Our Anti-Money Laundering/Countering the Financing of Terrorism (AML/CFT) framework aims to detect and to prevent the risks associated with money laundering, terrorist financing and sanctions. The framework includes programmes relating to risk assessment, employee training, customer due diligence and transaction monitoring.
We require all employees to comply with UOB’s Group Anti-Money Laundering, Countering the Financing of Terrorism and Sanctions Policy and applicable laws.
We review regularly our framework, policies, procedures, programmes and transaction monitoring systems to ensure their robustness and compliance with regulatory requirements. A dedicated senior management committee has governance oversight of the Group’s AML/CFT- and sanction-related matters. The framework and the associated programmes are also audited by our internal and external auditors.
We also constantly enhance our AML/CFT- and sanctions-related systems and capabilities for the prevention and detection of such risks by harnessing technologies such as machine learning and data analytics.
In addition, we run regular training sessions on AML/CFT and sanctions risk management to help our colleagues across business and support units and our international network be more aware of and understand potential issues on the subject.
Prohibiting Insider Trading
All UOB employees are expected to act honestly and with integrity, including with regard to the information that they obtain in the course of their work. All are required to adhere to the UOB Group Policy on Personal Trading in Securities, which governs the prohibition of insider trading and sets the framework for the management of insider trading risks. They are also required to complete annually an online learning module on insider trading and market misconduct.
We also have in place a pre-trade clearance system that requires employees, who may reasonably be expected to have access to inside information, to make declarations and to seek approval before executing their trades on the stock exchanges. In addition, Group Compliance regularly reviews securities transactions to detect potential violations.
We adopt a zero-tolerance approach to bribery and corruption and our employees are expected to conduct their business activities in full compliance with applicable laws and regulations.
The UOB Code of Conduct, which sets the requirement for all employees to uphold the highest professional and ethical standards, includes our policies relating to anti-bribery such as facilitation payments, restrictions on gifts and entertainment expenses, and conflicts of interest. Our anti-corruption policy also applies to those who represent us, including contract employees and vendors.
New employees are required to complete an online learning module and assessment on the UOB Code of Conduct and the UK Bribery Act 2010. Subsequently, all employees are required to complete a refresher course on both topics every year.
In addition, our whistle-blowing procedures ensure that employees can report any concerns in a private, confidential and secure manner.
Foreign Account Tax Compliance Act (FATCA)

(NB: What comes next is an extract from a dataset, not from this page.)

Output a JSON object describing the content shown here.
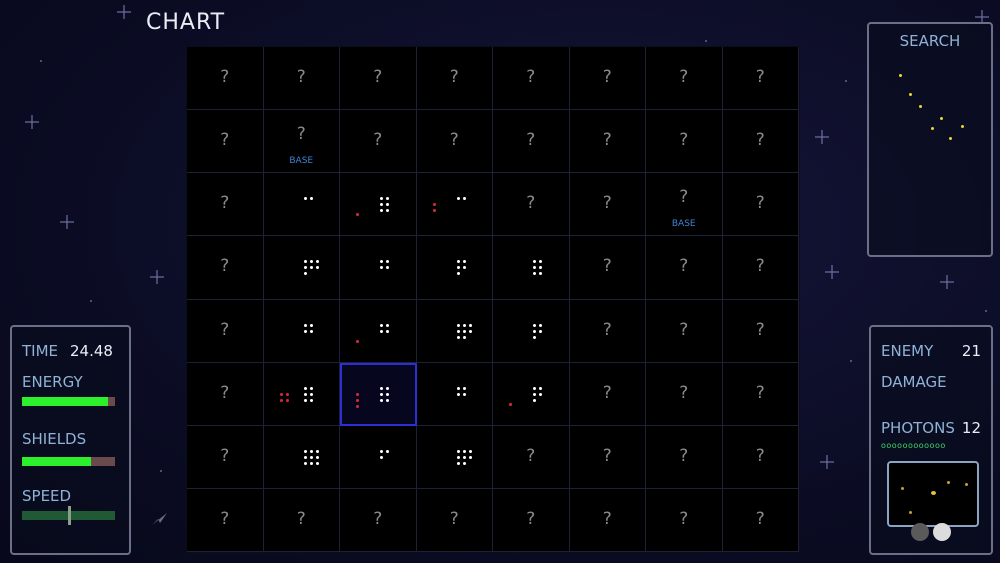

Under the provisions of United States’ (US) tax law, FATCA, non-US financial institutions are required to identify and to report information on assets held by US persons and other non-cooperative entities and individuals to the US Internal Revenue Service. Many countries, including Singapore, have entered into intergovernmental agreements with the US to facilitate the reporting required under FATCA.
We are committed to complying with the provisions of FATCA and to ensuring that the Group meets all applicable FATCA requirements in all the jurisdictions in which we operate. Our governance framework also ensures that the Group continues to comply with FATCA requirements on a business-as-usual basis.
Common Reporting Standard (CRS)
The CRS is a global tax information exchange standard developed by the OECD to prevent offshore tax evasion. The CRS requires financial institutions in participating jurisdictions to identify, to collect and to report to the authorities annually the tax residency information of customers from jurisdictions with which agreements to exchange information are in place.
Our CRS operationalisation programme ensures the Group meets all applicable CRS requirements in all the participating jurisdictions in which we operate.